Junior Achievement of Southern Colorado has received $500,000 from the GE Johnson Construction Community Foundation to build a finance park to develop local students’ workforce and financial readiness skills.
The park will be located in Old Colorado City and named after Gilbert E. Johnson, founder of the Colorado Springs-based firm.
“The partnership with Junior Achievement is a natural fit for the foundation, as we are committed to good corporate citizenship and enhancing the community in which we live and work,” said Jim Johnson, president and CEO of GE Johnson Construction Company in a press release.
Carrie McKee, president and CEO of Junior Achievement, said the nonprofit is delighted by the foundation’s generosity.
“We are thrilled about the commitment they’ve made to our community and kids at Junior Achievement,” McKee said. “G.E. Johnson has been involved with our foundation for more than a decade and are familiar with our programs and their impact.”
The Gil Johnson JA Finance Park will be one program, and combined with JA BizTown, housed at the Center for Free Enterprise. The park will host eighth grade JA students from El Paso, Teller, and Pueblo counties, who will be assigned a job and salary during a daylong field trip.
“They’ll work on their business and budgeting skills by buying a car, paying for their license plates, insurance and other expenses such as childcare,” McKee said.
Construction on the 11,000-square-foot simulated city is to begin during the summer-fall timeframe and completed by 2017.
But before the nonprofit can break ground on the project, it needs to raise another $1 million. JA’s original goal for its capital campaign was to raise $3.9 million and is currently at $2.9 million.
McKee said she is confident the organization will raise the money, adding G.E. Johnson’s donation is the biggest JA has received this year.
“I think Jim’s and GE Johnson’s donation is a motivator and catalyst for other organizations to consider a similar investment in JA’s capital campaign,” she said.
McKee said there will be opportunities for up to 20 organizations to have storefronts in the simulated city.
“Kids will work for these companies,” she said. “The storefronts are a great opportunity to market and brand to the thousands of kids and volunteers who will come through the center each year. I think the foundation’s gift will create momentum around that.”
There are more than 60 similar centers across the country, according to McKee.

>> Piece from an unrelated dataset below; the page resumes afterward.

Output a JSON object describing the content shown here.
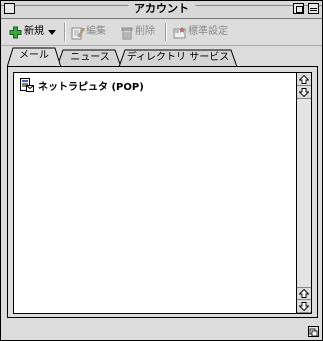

“We know several local students who drive up to Denver to participate in a finance park,” she said. “We don’t want them to have to travel for that; we want to create the opportunity in Colorado Springs.”